Books, the real, physical, smellable things are what get to me. I’m not saying that physical books are better for you than online articles. It is just that books are delicious. I’m seduced by covers, by spines, by deckle edges, by endpapers, and French flaps.           

The desk I’ve chosen at Gladstone’s Library looks out on more books than I could read in a decade. Titles glint up at me in gold. Marbled edged pages glow. I’m supposed to be editing my own words. I’ve printed the manuscript and slashed through it with a biro. Now, I’m in the process of transcribing those edits to the digital version. But every now and then, I’m overcome. Itchy-fingered, I reach over to the shelf. There are so many tempting nibbles of fact. 

What follows are some of the more curious delights. 

The Smaller British Birds, H.G. and H.B. Adams 

Bird names:

Red-backed Shrike






Ortolan Bunting 

Ortolans eat rapidly, but will not eat enough to fatten. To fatten your Ortolan you must keep it in a small dark cage with only a small window. When a lantern is lifted to the window, it will believe it is sunrise and eat. After two hours in the dark, it will sleep, and the process can be repeated. ‘Ortolans thus treated become like little balls of fat in two days.’ It can then be cooked in the Italian manner. 

The Haunted Homes and Family Legends of Great Britain, John H. Ingram, 1886 

Ghosts names:

Devil Byron

Captain German Wheatcroft, of the 6th (Inniskilling) Dragoons

Henry Jacob

The Glasgow Hell Club


Dame Children 

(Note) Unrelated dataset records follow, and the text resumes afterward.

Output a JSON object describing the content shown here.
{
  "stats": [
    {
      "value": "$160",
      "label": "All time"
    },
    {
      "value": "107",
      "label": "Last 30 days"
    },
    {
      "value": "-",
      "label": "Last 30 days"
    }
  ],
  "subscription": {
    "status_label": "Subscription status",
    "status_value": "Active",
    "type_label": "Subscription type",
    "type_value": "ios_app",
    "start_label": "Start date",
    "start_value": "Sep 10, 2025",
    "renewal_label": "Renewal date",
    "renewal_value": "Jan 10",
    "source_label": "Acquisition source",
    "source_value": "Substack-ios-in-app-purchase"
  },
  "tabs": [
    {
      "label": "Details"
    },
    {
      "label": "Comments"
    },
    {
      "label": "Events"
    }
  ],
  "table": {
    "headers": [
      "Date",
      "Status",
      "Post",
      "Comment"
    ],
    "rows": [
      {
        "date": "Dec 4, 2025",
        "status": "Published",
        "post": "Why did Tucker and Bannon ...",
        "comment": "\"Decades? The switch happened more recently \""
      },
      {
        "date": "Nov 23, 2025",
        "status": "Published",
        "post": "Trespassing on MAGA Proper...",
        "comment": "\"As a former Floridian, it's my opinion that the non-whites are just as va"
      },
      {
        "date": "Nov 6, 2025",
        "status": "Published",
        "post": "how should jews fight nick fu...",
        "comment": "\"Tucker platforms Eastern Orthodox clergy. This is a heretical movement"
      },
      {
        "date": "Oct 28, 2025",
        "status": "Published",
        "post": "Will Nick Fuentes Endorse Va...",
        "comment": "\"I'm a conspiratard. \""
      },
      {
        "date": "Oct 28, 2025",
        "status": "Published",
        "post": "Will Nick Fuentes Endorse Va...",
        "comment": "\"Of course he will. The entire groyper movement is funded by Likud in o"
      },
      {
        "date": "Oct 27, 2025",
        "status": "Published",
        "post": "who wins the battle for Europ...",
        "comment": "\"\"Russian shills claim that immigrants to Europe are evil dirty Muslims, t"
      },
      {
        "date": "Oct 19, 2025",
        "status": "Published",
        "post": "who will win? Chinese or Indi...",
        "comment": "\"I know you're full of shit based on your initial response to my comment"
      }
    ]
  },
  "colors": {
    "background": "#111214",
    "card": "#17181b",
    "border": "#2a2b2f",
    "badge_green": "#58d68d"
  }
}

One day, the brother of a Mrs. R— came to visit her in her home. He had returned from a day’s shooting and was impatient for his dinner. He began to call out that he was famished. Mrs. R— turned from her bed chamber to attend to him. But as she turned, she saw a ghostly woman standing in her doorway, the words Dame Children floating in phosphorus light. Mrs. R— was understandably startled. But again, her brother called out for his dinner. So, Mrs. R— screwed up her eyes and charged through the apparition. The account does not detail what she served her brother. 

Suggestions to Mothers on the Management of Their Children, A Mother, 1886 

Types of Milk:

Cow’s Milk

The Cream and Milk Food

Artificial Human Milk

Swiss Milk

Peptonised Milk

Ass’s Milk

Koumiss (Fermented Mare’s Milk)

Goat’s Milk

Artificial Ass’s Milk 

To make Artificial Ass’s Milk, you will need— six snails from a vineyard, three ounces of hartshorn shavings, three ounces of pearl barley, two pounds of distilled water. Boil until you have one pound of strained decoction. ‘The separator used from time immemorial has been the fourth stomach of the young calf.’ Add one fluid ounce of syrup of maidenhair. Mix. 

Crystal Gazing, Northcote W. Thomas, 1905 

Devices for Seeing Visions:

A piece of white paper

A black stone mirror

A candle flame seen through an egg-shaped crystal

A drop of human blood

Badger blood seen by moonlight

A crystal of the bigness of a small orange 

Magic mirror care – ‘The mirror is only to be handled by its owner or the magnetisms will be mixed; others may look at it in a box.’ Mirrors should be cleaned with soapsuds and polished with velvet. Do not expose it to direct sunlight.  

I do not know if or how any of these details will make it into a story or novel. Perhaps they won’t. Perhaps they’ll end up in yours. 

The pile of edits awaits at the end of the desk. I must be off to work. 

By Rowan Hisayo Buchanan